The in vitro NSC niche is the first neurogenic culture system to be produced without the application of exogenous mitogenic factors and complex physical scaffolding. Although the roles in niche formation of endogenous factors that influence the derivation and maintenance of this the in vitro NSC niche microenvironment have yet to be tested, our model is able to recapitulate many characteristics of the previously described in vivo NSC niche. Therefore, the in vitro NSC niche may be a valuable tool for assaying interactions within the in vivo SVZ or SEZ niche.
Exogenous application of ECM and the 3-dimensional nature of aggregates in the in vitro NSC niche provide depth to the culture system that appear to be required for growth factor production, cell migration [9, 64] and stem cell maintenance (Fig. 8D). We addressed whether 3-D scaffolding might give additional benefit in bringing the in vitro NSC niche more fully into the third dimension [65–68]. To that end, we chose to use PuraMatrix hydrogel scaffolding system. First, PuraMatrix hydrogel is comprised entirely of polymeric amino acids and does not require serum or any components of serum. Our system forms in the absence of mitogens from Day 8-14. Any serum component added with a matrix could result in differentiation of the resident NSCs prior to niche formation. Second, the concentration of the RADA-16 component of PuraMatrix can be adjusted to be permissive to neurite outgrowth . Third, PuraMatrix "self-assembles" and the use of a defined component, consisting of only amino acids, provides structure without unknown components. Finally, the ability to add binding sites specific to the promotion self-renewal or differentiation  offers the possibility of deriving a unique scaffold optimized for niche growth.
We have been able to reproduce niche morphology of the 2-D system in 3-D PuraMatrix when a 10-fold increase in ECL concentration is used (Fig. 3), but the pattern of mRNA expression by the niche changed in PuraMatrix (Fig. 4). Both 2- and 3-D cultures were capable of integration and survival in organotypic slice cultures, suggesting they are a possible source for cells in transplant studies. Further work is required to optimize the 3-D culture methods and characterize the cellular outcomes before a 3-D NSC niche can be widely used for transplantation.

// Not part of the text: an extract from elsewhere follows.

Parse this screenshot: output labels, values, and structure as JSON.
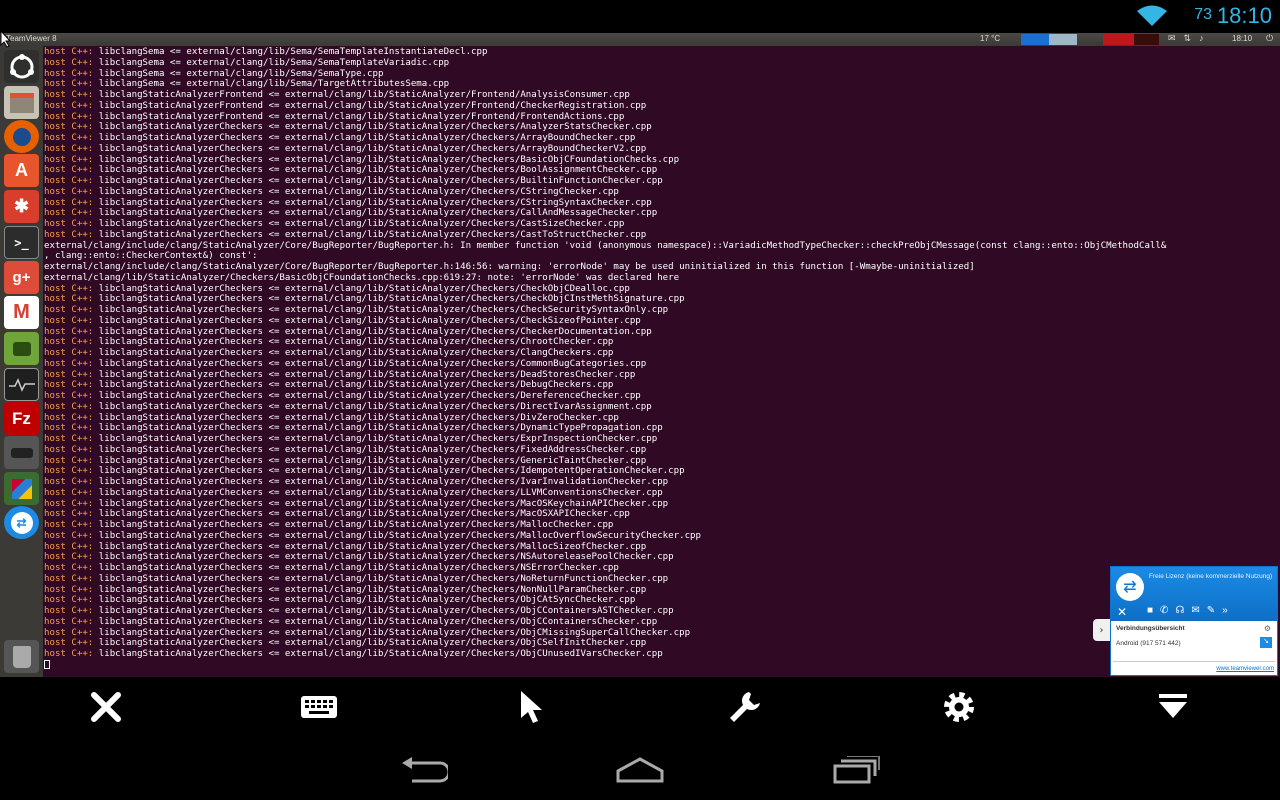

The in vitro NSC niche may provide a novel source of cells for therapeutics. Because this culture system includes CD133+/PDGFRα-/GFAP- NSCs with properties in common with embryonic NSCs  along with CD133-/PDGFRα+/GFAP+ NSCs similar to those of the SEZ  (as well as a possible transitioning population of CD133+/PDGFRα+/GFAP+ cells), it may have a broader potential for therapeutic value than any single cell population (Fig. 8D). It will likely provide a source of cells for transplant able to adhere to the ECM expressed by recipients of a wider range of ages. Furthermore, as the in vitro NSC niche is derived from an ES cell population, transgenic modification can be accomplished followed by clonal expansion .